Instructions to follow —
Return each line in the records below that includes "this".

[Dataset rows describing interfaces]
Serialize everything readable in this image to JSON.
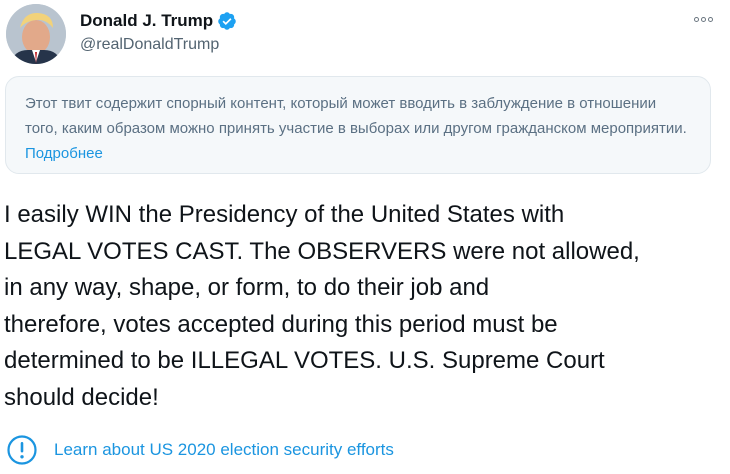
{
  "author": {
    "display_name": "Donald J. Trump",
    "handle": "@realDonaldTrump",
    "verified_icon": "verified-badge-icon",
    "avatar_icon": "profile-photo"
  },
  "more_icon": "more-options-icon",
  "notice": {
    "text": "Этот твит содержит спорный контент, который может вводить в заблуждение в отношении того, каким образом можно принять участие в выборах или другом гражданском мероприятии.",
    "link_label": "Подробнее"
  },
  "tweet": {
    "text": "I easily WIN the Presidency of the United States with\nLEGAL VOTES CAST. The OBSERVERS were not allowed,\nin any way, shape, or form, to do their job and\ntherefore, votes accepted during this period must be\ndetermined to be ILLEGAL VOTES. U.S. Supreme Court\nshould decide!"
  },
  "election_notice": {
    "icon": "exclamation-circle-icon",
    "label": "Learn about US 2020 election security efforts"
  },
  "colors": {
    "link": "#1b95e0",
    "verified": "#1da1f2",
    "notice_bg": "#f5f8fa",
    "notice_text": "#5b7083"
  }
}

Answer below —
Serialize everything readable in this image to JSON.
    "text": "I easily WIN the Presidency of the United States with\nLEGAL VOTES CAST. The OBSERVERS were not allowed,\nin any way, shape, or form, to do their job and\ntherefore, votes accepted during this period must be\ndetermined to be ILLEGAL VOTES. U.S. Supreme Court\nshould decide!"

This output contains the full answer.